### DATA FOR REVIEW
----------

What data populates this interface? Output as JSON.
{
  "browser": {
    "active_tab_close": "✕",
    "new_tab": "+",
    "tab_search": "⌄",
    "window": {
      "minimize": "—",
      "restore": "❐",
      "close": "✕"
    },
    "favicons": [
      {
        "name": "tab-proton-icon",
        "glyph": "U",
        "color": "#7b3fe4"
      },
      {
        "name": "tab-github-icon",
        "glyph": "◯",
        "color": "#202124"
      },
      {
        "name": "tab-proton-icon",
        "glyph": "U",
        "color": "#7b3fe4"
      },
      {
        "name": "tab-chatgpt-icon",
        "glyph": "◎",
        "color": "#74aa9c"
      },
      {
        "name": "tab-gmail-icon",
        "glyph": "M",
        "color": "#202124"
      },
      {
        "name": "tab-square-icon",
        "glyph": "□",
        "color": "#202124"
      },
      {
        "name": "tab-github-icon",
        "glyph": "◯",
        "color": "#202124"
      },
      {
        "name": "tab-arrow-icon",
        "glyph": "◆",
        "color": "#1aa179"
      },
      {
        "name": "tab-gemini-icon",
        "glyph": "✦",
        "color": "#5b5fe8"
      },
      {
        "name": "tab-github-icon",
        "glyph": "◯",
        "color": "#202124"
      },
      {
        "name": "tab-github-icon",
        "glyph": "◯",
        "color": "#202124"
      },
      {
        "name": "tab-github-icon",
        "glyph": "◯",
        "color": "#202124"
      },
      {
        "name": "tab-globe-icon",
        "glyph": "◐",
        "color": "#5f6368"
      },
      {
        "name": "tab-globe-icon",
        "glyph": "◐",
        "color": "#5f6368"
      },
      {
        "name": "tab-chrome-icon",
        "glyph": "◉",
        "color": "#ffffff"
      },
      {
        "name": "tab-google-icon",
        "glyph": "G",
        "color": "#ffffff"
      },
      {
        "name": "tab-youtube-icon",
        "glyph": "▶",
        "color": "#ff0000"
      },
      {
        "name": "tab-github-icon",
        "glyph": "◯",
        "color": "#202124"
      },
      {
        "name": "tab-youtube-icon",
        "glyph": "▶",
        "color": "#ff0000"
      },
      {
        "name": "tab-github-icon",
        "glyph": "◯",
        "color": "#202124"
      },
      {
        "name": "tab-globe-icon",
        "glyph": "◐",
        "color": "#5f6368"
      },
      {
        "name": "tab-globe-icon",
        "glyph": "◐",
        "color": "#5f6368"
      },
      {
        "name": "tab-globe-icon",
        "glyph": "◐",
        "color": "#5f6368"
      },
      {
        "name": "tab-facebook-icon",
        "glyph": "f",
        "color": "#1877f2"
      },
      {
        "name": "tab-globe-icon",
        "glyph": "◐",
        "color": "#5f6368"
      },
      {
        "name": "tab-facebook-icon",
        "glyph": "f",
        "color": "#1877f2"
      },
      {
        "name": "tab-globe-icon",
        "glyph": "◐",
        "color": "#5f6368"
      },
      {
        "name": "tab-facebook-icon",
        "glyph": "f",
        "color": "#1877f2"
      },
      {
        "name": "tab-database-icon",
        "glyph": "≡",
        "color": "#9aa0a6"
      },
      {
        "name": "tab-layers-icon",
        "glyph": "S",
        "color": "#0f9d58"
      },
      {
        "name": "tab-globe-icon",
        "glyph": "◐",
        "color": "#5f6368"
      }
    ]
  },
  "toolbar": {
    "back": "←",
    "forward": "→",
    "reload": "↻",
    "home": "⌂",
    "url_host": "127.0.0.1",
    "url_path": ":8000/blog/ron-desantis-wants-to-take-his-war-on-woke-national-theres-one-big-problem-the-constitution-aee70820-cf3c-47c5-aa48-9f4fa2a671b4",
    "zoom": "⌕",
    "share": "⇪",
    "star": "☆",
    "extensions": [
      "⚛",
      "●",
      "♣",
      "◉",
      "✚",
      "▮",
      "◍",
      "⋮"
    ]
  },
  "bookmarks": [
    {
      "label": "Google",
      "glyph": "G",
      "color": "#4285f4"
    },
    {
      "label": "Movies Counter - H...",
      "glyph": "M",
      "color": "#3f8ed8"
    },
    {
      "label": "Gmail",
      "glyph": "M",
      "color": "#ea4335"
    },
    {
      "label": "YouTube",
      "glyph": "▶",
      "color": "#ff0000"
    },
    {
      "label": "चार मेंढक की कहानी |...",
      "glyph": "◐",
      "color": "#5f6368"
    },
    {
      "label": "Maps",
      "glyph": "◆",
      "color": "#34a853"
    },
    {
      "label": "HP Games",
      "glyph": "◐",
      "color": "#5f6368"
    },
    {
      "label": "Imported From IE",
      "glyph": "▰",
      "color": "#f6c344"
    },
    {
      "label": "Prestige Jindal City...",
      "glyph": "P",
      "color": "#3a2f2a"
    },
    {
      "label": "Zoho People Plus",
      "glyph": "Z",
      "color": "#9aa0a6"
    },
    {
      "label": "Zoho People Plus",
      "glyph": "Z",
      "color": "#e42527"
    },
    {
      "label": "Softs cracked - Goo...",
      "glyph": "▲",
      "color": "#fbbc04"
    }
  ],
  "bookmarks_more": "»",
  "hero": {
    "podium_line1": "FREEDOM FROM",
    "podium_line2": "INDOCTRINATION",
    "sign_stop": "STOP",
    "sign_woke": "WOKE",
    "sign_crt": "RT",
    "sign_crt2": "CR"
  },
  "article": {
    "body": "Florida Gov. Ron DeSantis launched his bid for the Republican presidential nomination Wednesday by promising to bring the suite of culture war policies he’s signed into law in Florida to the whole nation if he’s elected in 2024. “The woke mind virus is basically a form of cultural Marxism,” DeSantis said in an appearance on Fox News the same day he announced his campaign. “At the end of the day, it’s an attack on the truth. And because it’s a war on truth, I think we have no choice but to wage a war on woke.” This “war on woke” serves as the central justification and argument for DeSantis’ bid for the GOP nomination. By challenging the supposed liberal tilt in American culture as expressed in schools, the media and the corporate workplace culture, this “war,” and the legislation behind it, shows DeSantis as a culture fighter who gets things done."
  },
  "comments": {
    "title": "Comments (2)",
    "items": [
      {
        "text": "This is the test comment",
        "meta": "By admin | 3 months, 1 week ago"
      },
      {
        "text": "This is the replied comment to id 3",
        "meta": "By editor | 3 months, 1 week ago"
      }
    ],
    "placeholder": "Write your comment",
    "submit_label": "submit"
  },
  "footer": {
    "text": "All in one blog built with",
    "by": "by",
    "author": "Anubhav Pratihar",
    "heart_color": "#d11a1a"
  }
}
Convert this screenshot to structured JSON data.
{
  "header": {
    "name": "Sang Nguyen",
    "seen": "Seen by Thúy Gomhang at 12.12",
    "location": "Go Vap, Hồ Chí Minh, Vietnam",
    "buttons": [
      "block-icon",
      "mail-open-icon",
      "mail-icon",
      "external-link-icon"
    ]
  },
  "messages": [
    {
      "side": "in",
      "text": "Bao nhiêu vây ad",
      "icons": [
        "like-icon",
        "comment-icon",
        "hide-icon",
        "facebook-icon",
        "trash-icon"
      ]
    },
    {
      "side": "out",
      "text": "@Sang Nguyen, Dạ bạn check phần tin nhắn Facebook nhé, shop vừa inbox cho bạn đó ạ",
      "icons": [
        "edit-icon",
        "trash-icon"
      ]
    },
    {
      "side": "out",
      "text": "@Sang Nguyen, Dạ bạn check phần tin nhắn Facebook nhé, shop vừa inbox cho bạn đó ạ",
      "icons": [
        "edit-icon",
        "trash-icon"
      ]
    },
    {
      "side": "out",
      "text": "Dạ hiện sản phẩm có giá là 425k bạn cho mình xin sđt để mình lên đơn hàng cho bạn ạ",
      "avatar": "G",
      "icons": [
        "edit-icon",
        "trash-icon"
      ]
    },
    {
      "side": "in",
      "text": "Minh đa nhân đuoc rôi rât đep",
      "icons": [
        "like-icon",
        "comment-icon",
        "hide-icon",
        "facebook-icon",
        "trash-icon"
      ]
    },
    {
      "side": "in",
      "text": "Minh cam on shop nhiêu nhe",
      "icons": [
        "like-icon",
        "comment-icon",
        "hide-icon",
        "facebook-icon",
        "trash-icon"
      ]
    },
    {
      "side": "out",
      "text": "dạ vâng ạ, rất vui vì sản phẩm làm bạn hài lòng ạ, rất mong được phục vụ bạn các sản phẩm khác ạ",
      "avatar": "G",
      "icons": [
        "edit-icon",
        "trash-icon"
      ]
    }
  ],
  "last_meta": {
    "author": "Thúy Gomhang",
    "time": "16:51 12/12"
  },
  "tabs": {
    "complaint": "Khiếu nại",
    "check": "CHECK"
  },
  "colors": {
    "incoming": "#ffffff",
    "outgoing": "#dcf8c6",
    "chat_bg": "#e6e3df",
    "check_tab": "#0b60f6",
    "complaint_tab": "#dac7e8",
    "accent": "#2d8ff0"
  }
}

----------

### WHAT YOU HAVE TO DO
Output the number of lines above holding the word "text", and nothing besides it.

### TASK RESPONSE
10